┏━━

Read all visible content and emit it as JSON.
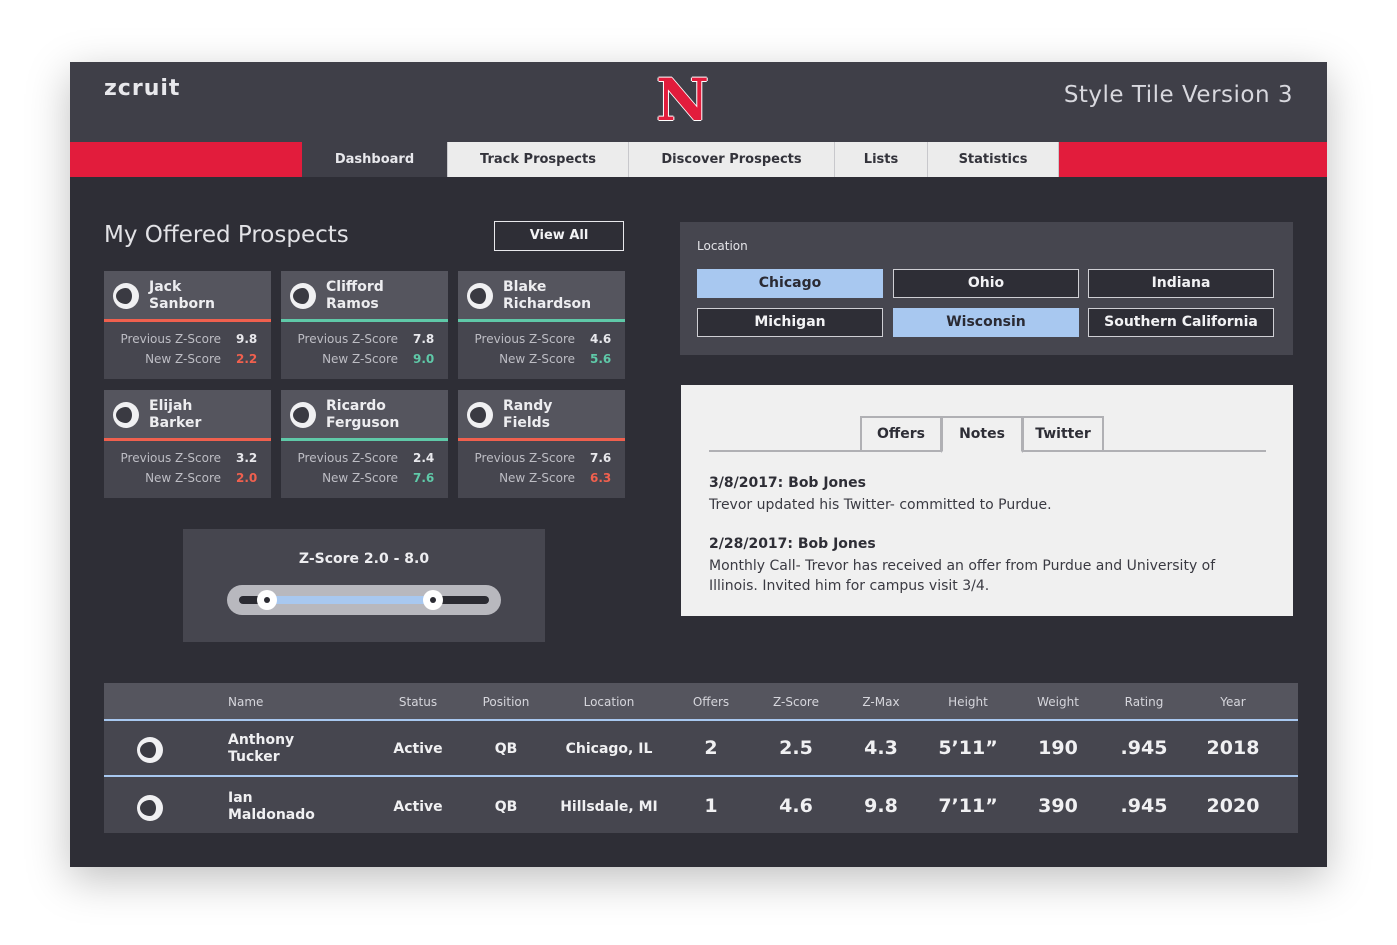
{
  "header": {
    "logo_text": "zcruit",
    "team_logo": "N",
    "style_title": "Style Tile Version 3"
  },
  "nav": {
    "tabs": [
      {
        "label": "Dashboard",
        "active": true
      },
      {
        "label": "Track Prospects"
      },
      {
        "label": "Discover Prospects"
      },
      {
        "label": "Lists"
      },
      {
        "label": "Statistics"
      }
    ]
  },
  "prospects": {
    "title": "My Offered Prospects",
    "view_all": "View All",
    "previous_label": "Previous Z-Score",
    "new_label": "New Z-Score",
    "cards": [
      {
        "first": "Jack",
        "last": "Sanborn",
        "previous": "9.8",
        "new": "2.2",
        "trend": "down"
      },
      {
        "first": "Clifford",
        "last": "Ramos",
        "previous": "7.8",
        "new": "9.0",
        "trend": "up"
      },
      {
        "first": "Blake",
        "last": "Richardson",
        "previous": "4.6",
        "new": "5.6",
        "trend": "up"
      },
      {
        "first": "Elijah",
        "last": "Barker",
        "previous": "3.2",
        "new": "2.0",
        "trend": "down"
      },
      {
        "first": "Ricardo",
        "last": "Ferguson",
        "previous": "2.4",
        "new": "7.6",
        "trend": "up"
      },
      {
        "first": "Randy",
        "last": "Fields",
        "previous": "7.6",
        "new": "6.3",
        "trend": "down"
      }
    ]
  },
  "zscore_filter": {
    "title": "Z-Score 2.0 - 8.0",
    "min": 2.0,
    "max": 8.0
  },
  "location": {
    "label": "Location",
    "options": [
      {
        "label": "Chicago",
        "selected": true
      },
      {
        "label": "Ohio",
        "selected": false
      },
      {
        "label": "Indiana",
        "selected": false
      },
      {
        "label": "Michigan",
        "selected": false
      },
      {
        "label": "Wisconsin",
        "selected": true
      },
      {
        "label": "Southern California",
        "selected": false
      }
    ]
  },
  "notes": {
    "tabs": [
      {
        "label": "Offers"
      },
      {
        "label": "Notes",
        "active": true
      },
      {
        "label": "Twitter"
      }
    ],
    "entries": [
      {
        "title": "3/8/2017: Bob Jones",
        "lines": [
          "Trevor updated his Twitter- committed to Purdue."
        ]
      },
      {
        "title": "2/28/2017: Bob Jones",
        "lines": [
          "Monthly Call- Trevor has received an offer from Purdue and University of",
          "Illinois. Invited him for campus visit 3/4."
        ]
      }
    ]
  },
  "table": {
    "columns": [
      "Name",
      "Status",
      "Position",
      "Location",
      "Offers",
      "Z-Score",
      "Z-Max",
      "Height",
      "Weight",
      "Rating",
      "Year"
    ],
    "rows": [
      {
        "first": "Anthony",
        "last": "Tucker",
        "status": "Active",
        "position": "QB",
        "location": "Chicago, IL",
        "offers": "2",
        "zscore": "2.5",
        "zmax": "4.3",
        "height": "5’11”",
        "weight": "190",
        "rating": ".945",
        "year": "2018"
      },
      {
        "first": "Ian",
        "last": "Maldonado",
        "status": "Active",
        "position": "QB",
        "location": "Hillsdale, MI",
        "offers": "1",
        "zscore": "4.6",
        "zmax": "9.8",
        "height": "7’11”",
        "weight": "390",
        "rating": ".945",
        "year": "2020"
      }
    ]
  },
  "colors": {
    "brand_red": "#e21c3c",
    "accent_blue": "#a8c8f0",
    "up_green": "#5fc9a8",
    "down_red": "#f0604e"
  }
}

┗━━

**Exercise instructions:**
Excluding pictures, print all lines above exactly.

**Solved problem:**
Read all visible content and emit it as JSON.
{
  "header": {
    "logo_text": "zcruit",
    "team_logo": "N",
    "style_title": "Style Tile Version 3"
  },
  "nav": {
    "tabs": [
      {
        "label": "Dashboard",
        "active": true
      },
      {
        "label": "Track Prospects"
      },
      {
        "label": "Discover Prospects"
      },
      {
        "label": "Lists"
      },
      {
        "label": "Statistics"
      }
    ]
  },
  "prospects": {
    "title": "My Offered Prospects",
    "view_all": "View All",
    "previous_label": "Previous Z-Score",
    "new_label": "New Z-Score",
    "cards": [
      {
        "first": "Jack",
        "last": "Sanborn",
        "previous": "9.8",
        "new": "2.2",
        "trend": "down"
      },
      {
        "first": "Clifford",
        "last": "Ramos",
        "previous": "7.8",
        "new": "9.0",
        "trend": "up"
      },
      {
        "first": "Blake",
        "last": "Richardson",
        "previous": "4.6",
        "new": "5.6",
        "trend": "up"
      },
      {
        "first": "Elijah",
        "last": "Barker",
        "previous": "3.2",
        "new": "2.0",
        "trend": "down"
      },
      {
        "first": "Ricardo",
        "last": "Ferguson",
        "previous": "2.4",
        "new": "7.6",
        "trend": "up"
      },
      {
        "first": "Randy",
        "last": "Fields",
        "previous": "7.6",
        "new": "6.3",
        "trend": "down"
      }
    ]
  },
  "zscore_filter": {
    "title": "Z-Score 2.0 - 8.0",
    "min": 2.0,
    "max": 8.0
  },
  "location": {
    "label": "Location",
    "options": [
      {
        "label": "Chicago",
        "selected": true
      },
      {
        "label": "Ohio",
        "selected": false
      },
      {
        "label": "Indiana",
        "selected": false
      },
      {
        "label": "Michigan",
        "selected": false
      },
      {
        "label": "Wisconsin",
        "selected": true
      },
      {
        "label": "Southern California",
        "selected": false
      }
    ]
  },
  "notes": {
    "tabs": [
      {
        "label": "Offers"
      },
      {
        "label": "Notes",
        "active": true
      },
      {
        "label": "Twitter"
      }
    ],
    "entries": [
      {
        "title": "3/8/2017: Bob Jones",
        "lines": [
          "Trevor updated his Twitter- committed to Purdue."
        ]
      },
      {
        "title": "2/28/2017: Bob Jones",
        "lines": [
          "Monthly Call- Trevor has received an offer from Purdue and University of",
          "Illinois. Invited him for campus visit 3/4."
        ]
      }
    ]
  },
  "table": {
    "columns": [
      "Name",
      "Status",
      "Position",
      "Location",
      "Offers",
      "Z-Score",
      "Z-Max",
      "Height",
      "Weight",
      "Rating",
      "Year"
    ],
    "rows": [
      {
        "first": "Anthony",
        "last": "Tucker",
        "status": "Active",
        "position": "QB",
        "location": "Chicago, IL",
        "offers": "2",
        "zscore": "2.5",
        "zmax": "4.3",
        "height": "5’11”",
        "weight": "190",
        "rating": ".945",
        "year": "2018"
      },
      {
        "first": "Ian",
        "last": "Maldonado",
        "status": "Active",
        "position": "QB",
        "location": "Hillsdale, MI",
        "offers": "1",
        "zscore": "4.6",
        "zmax": "9.8",
        "height": "7’11”",
        "weight": "390",
        "rating": ".945",
        "year": "2020"
      }
    ]
  },
  "colors": {
    "brand_red": "#e21c3c",
    "accent_blue": "#a8c8f0",
    "up_green": "#5fc9a8",
    "down_red": "#f0604e"
  }
}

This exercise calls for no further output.